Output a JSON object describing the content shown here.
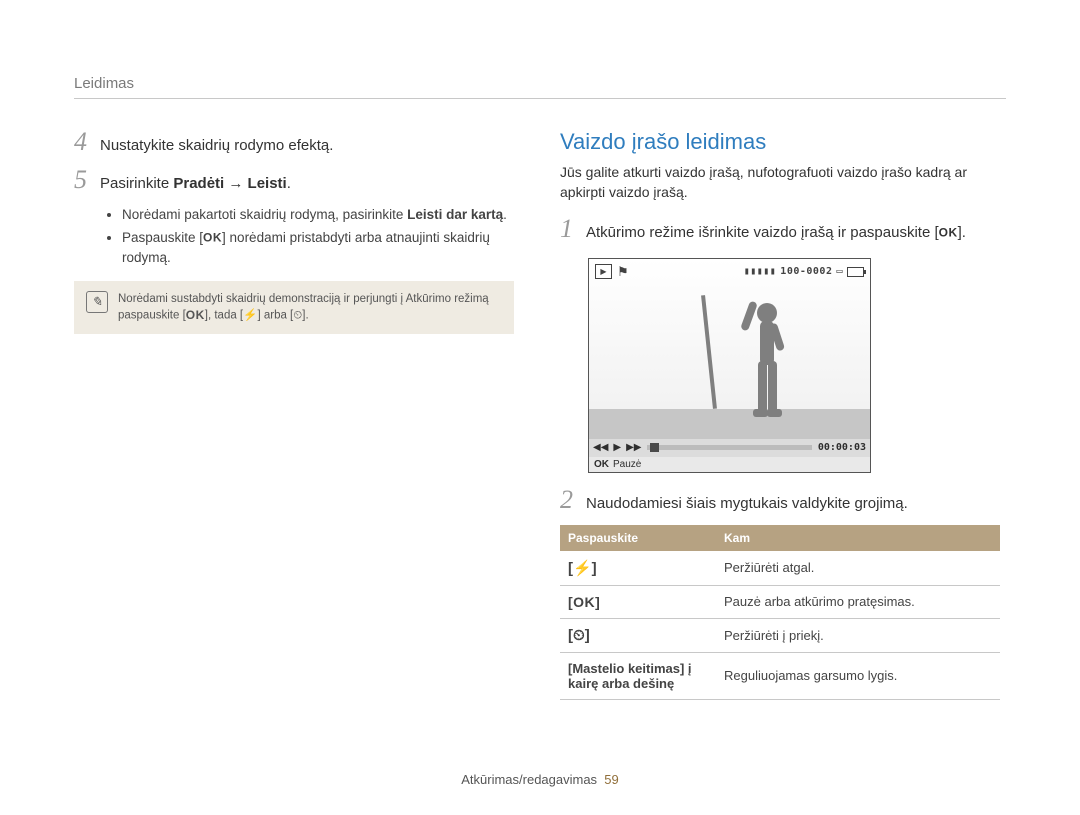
{
  "header": {
    "breadcrumb": "Leidimas"
  },
  "left": {
    "step4_num": "4",
    "step4_text": "Nustatykite skaidrių rodymo efektą.",
    "step5_num": "5",
    "step5_prefix": "Pasirinkite ",
    "step5_bold": "Pradėti → Leisti",
    "step5_suffix": ".",
    "bullet1_a": "Norėdami pakartoti skaidrių rodymą, pasirinkite ",
    "bullet1_b": "Leisti dar kartą",
    "bullet1_c": ".",
    "bullet2_a": "Paspauskite [",
    "bullet2_ok": "OK",
    "bullet2_b": "] norėdami pristabdyti arba atnaujinti skaidrių rodymą.",
    "note": "Norėdami sustabdyti skaidrių demonstraciją ir perjungti į Atkūrimo režimą paspauskite [",
    "note_ok": "OK",
    "note_mid": "], tada [",
    "note_flash": "⚡",
    "note_mid2": "] arba [",
    "note_timer": "⏲",
    "note_end": "]."
  },
  "right": {
    "title": "Vaizdo įrašo leidimas",
    "intro": "Jūs galite atkurti vaizdo įrašą, nufotografuoti vaizdo įrašo kadrą ar apkirpti vaizdo įrašą.",
    "step1_num": "1",
    "step1_a": "Atkūrimo režime išrinkite vaizdo įrašą ir paspauskite [",
    "step1_ok": "OK",
    "step1_b": "].",
    "screen": {
      "counter": "100-0002",
      "time": "00:00:03",
      "ok": "OK",
      "pause": "Pauzė"
    },
    "step2_num": "2",
    "step2_text": "Naudodamiesi šiais mygtukais valdykite grojimą.",
    "table": {
      "h1": "Paspauskite",
      "h2": "Kam",
      "rows": [
        {
          "btn": "[⚡]",
          "desc": "Peržiūrėti atgal."
        },
        {
          "btn": "[OK]",
          "desc": "Pauzė arba atkūrimo pratęsimas."
        },
        {
          "btn": "[⏲]",
          "desc": "Peržiūrėti į priekį."
        },
        {
          "btn": "[Mastelio keitimas] į kairę arba dešinę",
          "desc": "Reguliuojamas garsumo lygis."
        }
      ]
    }
  },
  "footer": {
    "text": "Atkūrimas/redagavimas",
    "page": "59"
  }
}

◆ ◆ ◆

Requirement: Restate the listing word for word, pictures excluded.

Task response:
Output a JSON object describing the content shown here.
{
  "header": {
    "breadcrumb": "Leidimas"
  },
  "left": {
    "step4_num": "4",
    "step4_text": "Nustatykite skaidrių rodymo efektą.",
    "step5_num": "5",
    "step5_prefix": "Pasirinkite ",
    "step5_bold": "Pradėti → Leisti",
    "step5_suffix": ".",
    "bullet1_a": "Norėdami pakartoti skaidrių rodymą, pasirinkite ",
    "bullet1_b": "Leisti dar kartą",
    "bullet1_c": ".",
    "bullet2_a": "Paspauskite [",
    "bullet2_ok": "OK",
    "bullet2_b": "] norėdami pristabdyti arba atnaujinti skaidrių rodymą.",
    "note": "Norėdami sustabdyti skaidrių demonstraciją ir perjungti į Atkūrimo režimą paspauskite [",
    "note_ok": "OK",
    "note_mid": "], tada [",
    "note_flash": "⚡",
    "note_mid2": "] arba [",
    "note_timer": "⏲",
    "note_end": "]."
  },
  "right": {
    "title": "Vaizdo įrašo leidimas",
    "intro": "Jūs galite atkurti vaizdo įrašą, nufotografuoti vaizdo įrašo kadrą ar apkirpti vaizdo įrašą.",
    "step1_num": "1",
    "step1_a": "Atkūrimo režime išrinkite vaizdo įrašą ir paspauskite [",
    "step1_ok": "OK",
    "step1_b": "].",
    "screen": {
      "counter": "100-0002",
      "time": "00:00:03",
      "ok": "OK",
      "pause": "Pauzė"
    },
    "step2_num": "2",
    "step2_text": "Naudodamiesi šiais mygtukais valdykite grojimą.",
    "table": {
      "h1": "Paspauskite",
      "h2": "Kam",
      "rows": [
        {
          "btn": "[⚡]",
          "desc": "Peržiūrėti atgal."
        },
        {
          "btn": "[OK]",
          "desc": "Pauzė arba atkūrimo pratęsimas."
        },
        {
          "btn": "[⏲]",
          "desc": "Peržiūrėti į priekį."
        },
        {
          "btn": "[Mastelio keitimas] į kairę arba dešinę",
          "desc": "Reguliuojamas garsumo lygis."
        }
      ]
    }
  },
  "footer": {
    "text": "Atkūrimas/redagavimas",
    "page": "59"
  }
}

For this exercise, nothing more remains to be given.